The EAGLE Policy expands access coverage to include, for the first time, actual vehicular and pedestrian access to and from the land, based upon a legal right. The access coverage traditionally provided by title insurance was tied to a legal right of access and did not include actual access. The EAGLE Policy affords the type of access protection most needed by homeowners.


Coverage is extended to a homeowner who is forced to remove or correct existing structures that were built without a building permit or that violate an existing zoning law or zoning regulation. The zoning coverage even extends to boundary walls and fences! The original EAGLE Policy’s coverage in this area was tied to forced removal, not forced remediation. Because we have found it far more likely that a homeowner would be forced to correct a building permit or zoning violation than to actually remove the structure, the coverage has been expanded in the Second Generation EAGLE Policy to specifically include forced remediation. The homeowner is covered for losses up to $25,000 (after a small deductible) for building permit violations and forced remediation of zoning violations, and up to the full Policy Amount for forced removal of structures due to zoning violations.


The homeowner is covered where subdivision laws have been violated prior to the homeowner’s purchase and, as a result, the homeowner is unable to obtain a building permit, is forced to correct or remove the violation, or is unable to complete a sale or loan transaction. The Second Generation EAGLE Policy continues to provide homeowners up to $10,000 (after a small deductible) for protection against this risk—a benefit which homeowners who obtained our original EAGLE Policy have found most valuable.


The homeowner is covered if he or she is forced to remove a boundary wall or fence because it encroaches onto a neighbor’s land, onto an easement, or over a building set-back line. Previous policies excluded boundary walls and fences from this type of coverage. We have found that the encroachment of boundary walls and fences onto neighboring land is far more likely to occur than the encroachment of other structures and , therefore, have determined to provide the homeowner protection of up to $5,000 (after a small deductible) for these types of encroachments.


Coverage is provided for violations of restrictive covenants occurring before the homeowner acquired the land if the homeowner is forced to correct or remove the violation or if the homeowner’s title is lost or taken because of the violation. Examples of such violations would include the following, if not permitted by the applicable restrictions: (1) additional buildings; (2) types of roof material; (3) color of home; (4) number of stories; and (5) types of fencing. While these coverages have been available by endorsement for some time, they were never provided automatically until our original EAGLE Policy. The Second Generation EAGLE Policy expands the coverage in this area from that provided in the original EAGLE Policy by eliminating the deductible that applied to a portion of this coverage.

Some coverages may not be available in your area of transaction due to legal, regulatory, or underwriting considerations.

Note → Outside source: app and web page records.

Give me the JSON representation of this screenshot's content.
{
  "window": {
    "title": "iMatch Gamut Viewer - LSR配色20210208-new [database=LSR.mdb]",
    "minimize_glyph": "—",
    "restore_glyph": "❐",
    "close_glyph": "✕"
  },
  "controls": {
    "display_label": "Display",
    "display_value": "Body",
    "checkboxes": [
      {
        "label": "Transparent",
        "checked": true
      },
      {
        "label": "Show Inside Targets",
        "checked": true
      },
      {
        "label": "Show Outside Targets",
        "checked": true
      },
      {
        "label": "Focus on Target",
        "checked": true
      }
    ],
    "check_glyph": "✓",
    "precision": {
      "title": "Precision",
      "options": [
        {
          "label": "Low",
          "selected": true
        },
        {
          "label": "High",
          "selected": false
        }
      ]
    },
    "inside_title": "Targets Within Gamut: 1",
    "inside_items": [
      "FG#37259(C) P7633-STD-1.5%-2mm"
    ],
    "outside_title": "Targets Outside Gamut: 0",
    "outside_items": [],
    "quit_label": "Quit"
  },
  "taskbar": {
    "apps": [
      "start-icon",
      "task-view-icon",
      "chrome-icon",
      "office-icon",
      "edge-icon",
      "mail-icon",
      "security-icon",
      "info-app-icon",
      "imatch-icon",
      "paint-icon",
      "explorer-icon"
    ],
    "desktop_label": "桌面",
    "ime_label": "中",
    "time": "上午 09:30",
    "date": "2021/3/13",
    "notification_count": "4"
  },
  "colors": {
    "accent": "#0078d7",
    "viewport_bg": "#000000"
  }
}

For further information, please contact your First American representative.

Another benefit expanded…

Coverage amounts continue to increase annually under the EAGLE Policy, and First American will increase the policy by ten percent of the original amount in each of the first five years! This helps homeowners cover increases in the value of their property by raising the limit of insurance protection.

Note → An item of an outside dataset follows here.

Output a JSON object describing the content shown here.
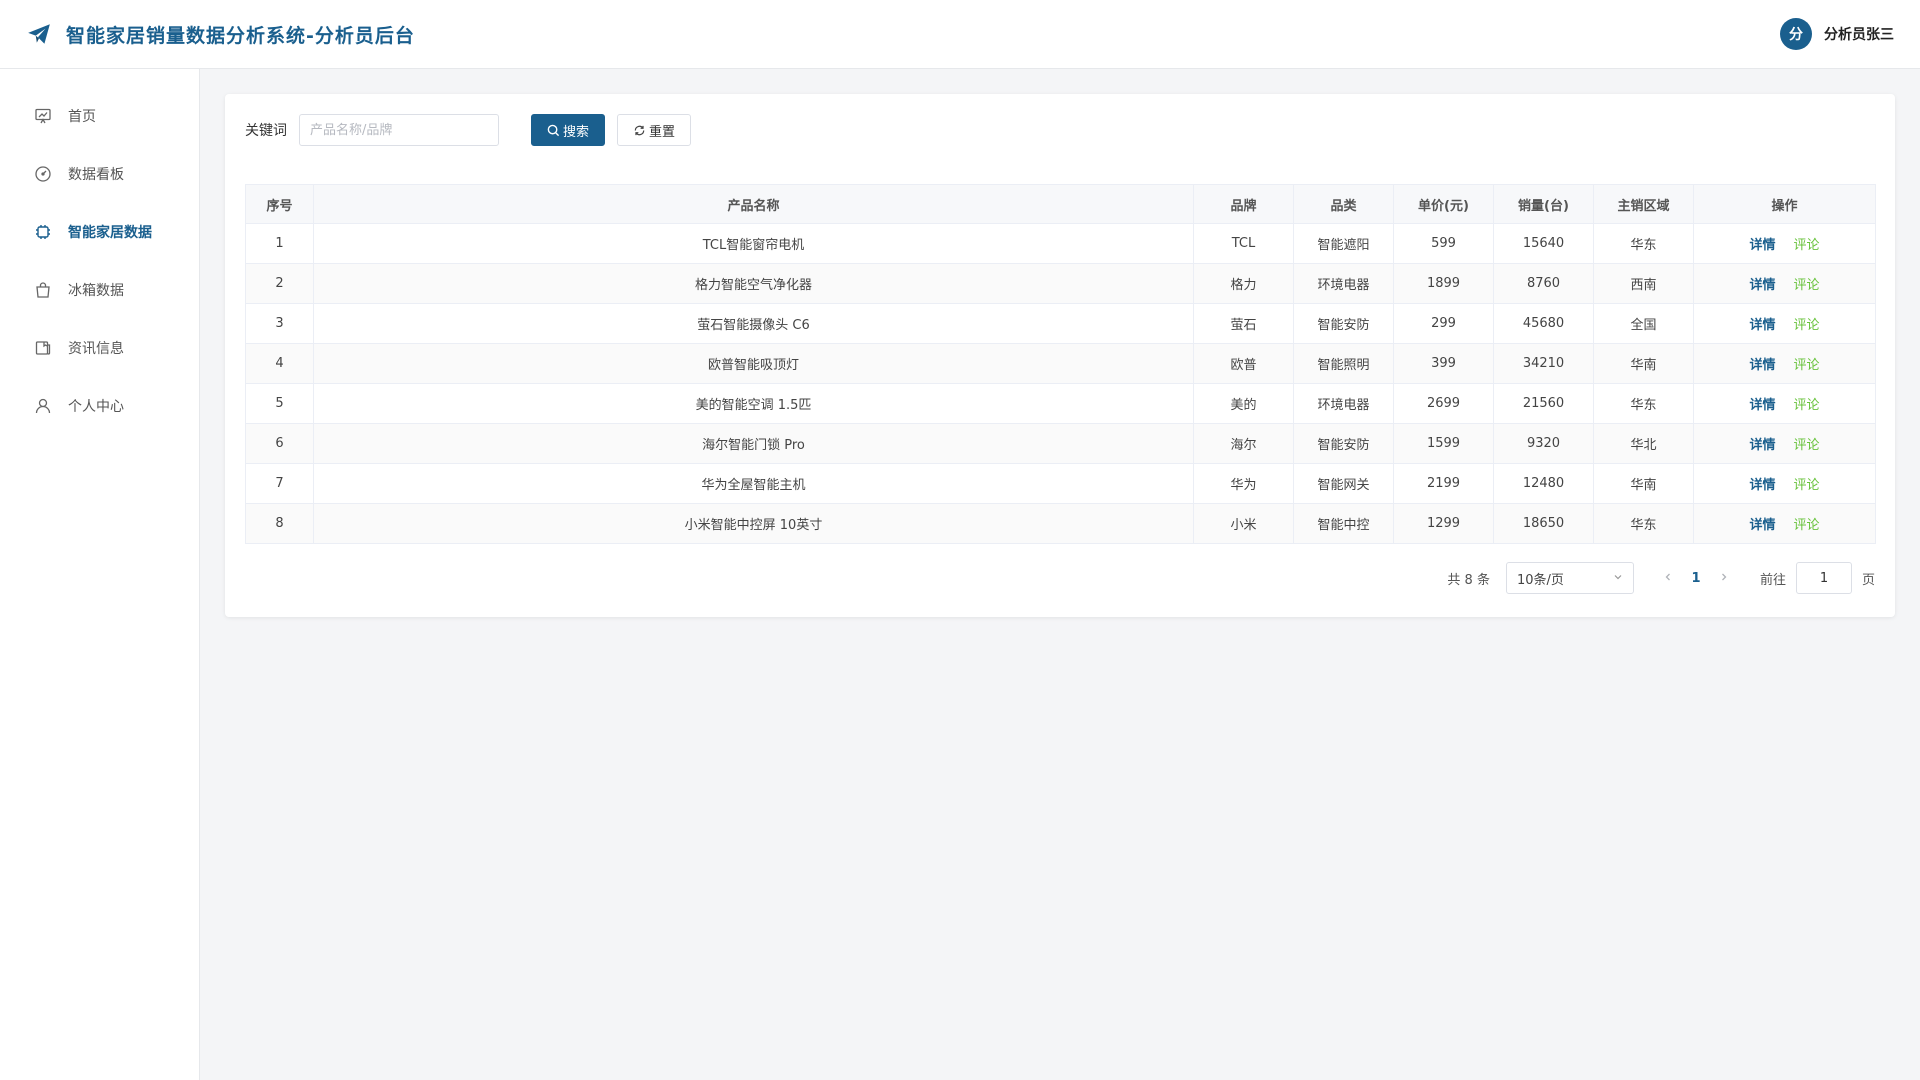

And another…

The first line of one of the conditions in the EAGLE Policy contains this unprecedented statement: “This policy insures you forever, even after you no longer have your title.” All other policies terminate when the homeowner gives up title to a property and no longer has liability under title warranties made to a buyer or lender—but not the EAGLE Policy. It is paid for just once, but lives forever!

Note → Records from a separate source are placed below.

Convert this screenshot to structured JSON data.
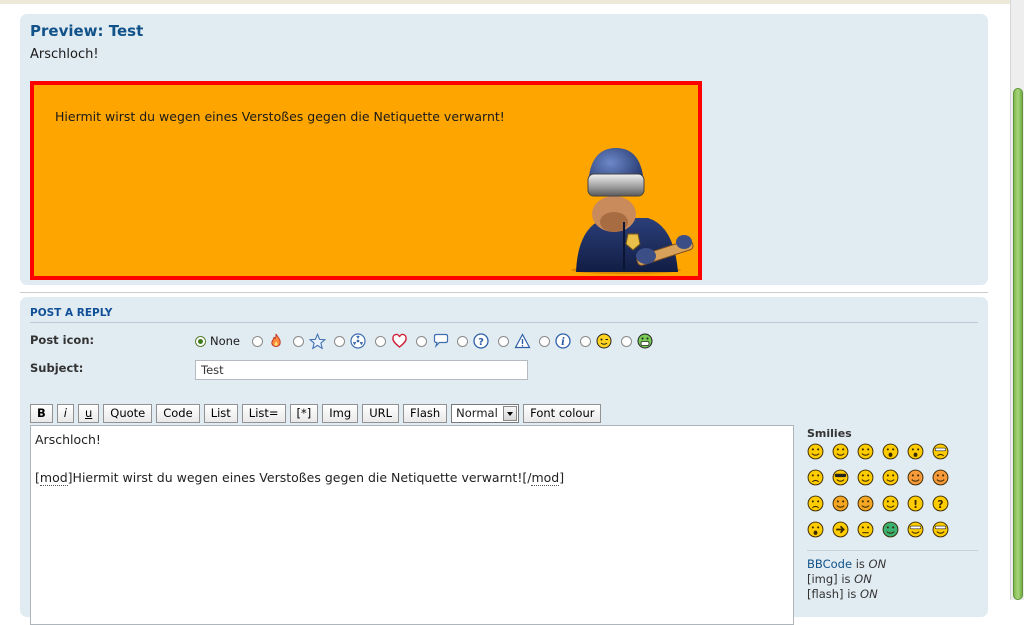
{
  "preview": {
    "title": "Preview: Test",
    "body_text": "Arschloch!",
    "mod_message": "Hiermit wirst du wegen eines Verstoßes gegen die Netiquette verwarnt!"
  },
  "reply": {
    "header": "POST A REPLY",
    "post_icon_label": "Post icon:",
    "none_label": "None",
    "post_icons": [
      "flame-icon",
      "star-icon",
      "radioactive-icon",
      "heart-icon",
      "speech-bubble-icon",
      "question-icon",
      "warning-icon",
      "info-icon",
      "wink-smiley-icon",
      "grin-smiley-icon"
    ],
    "subject_label": "Subject:",
    "subject_value": "Test",
    "toolbar": {
      "bold": "B",
      "italic": "i",
      "underline": "u",
      "quote": "Quote",
      "code": "Code",
      "list": "List",
      "list_ordered": "List=",
      "list_item": "[*]",
      "img": "Img",
      "url": "URL",
      "flash": "Flash",
      "font_size": "Normal",
      "font_colour": "Font colour"
    },
    "message": {
      "line1": "Arschloch!",
      "tag_open": "[mod]",
      "mod_open_word": "mod",
      "body": "Hiermit wirst du wegen eines Verstoßes gegen die Netiquette verwarnt!",
      "mod_close_word": "mod"
    },
    "smilies_title": "Smilies",
    "status": {
      "bbcode_link": "BBCode",
      "bbcode_state": "ON",
      "img_label": "[img]",
      "img_state": "ON",
      "flash_label": "[flash]",
      "flash_state": "ON",
      "is_word": "is"
    }
  },
  "colors": {
    "panel_bg": "#e1ebf2",
    "title_blue": "#105289",
    "mod_box_bg": "#ffa500",
    "mod_box_border": "#ff0000",
    "smiley_yellow": "#ffcc00"
  }
}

And another…

Now, living trust coverage includes not only the trustees of a trust, but the beneficiaries as well. This important expansion of a benefit recognizes the growing popularity of living trusts as well as the concerns of trustees for those who will succeed them in the ownership of real property.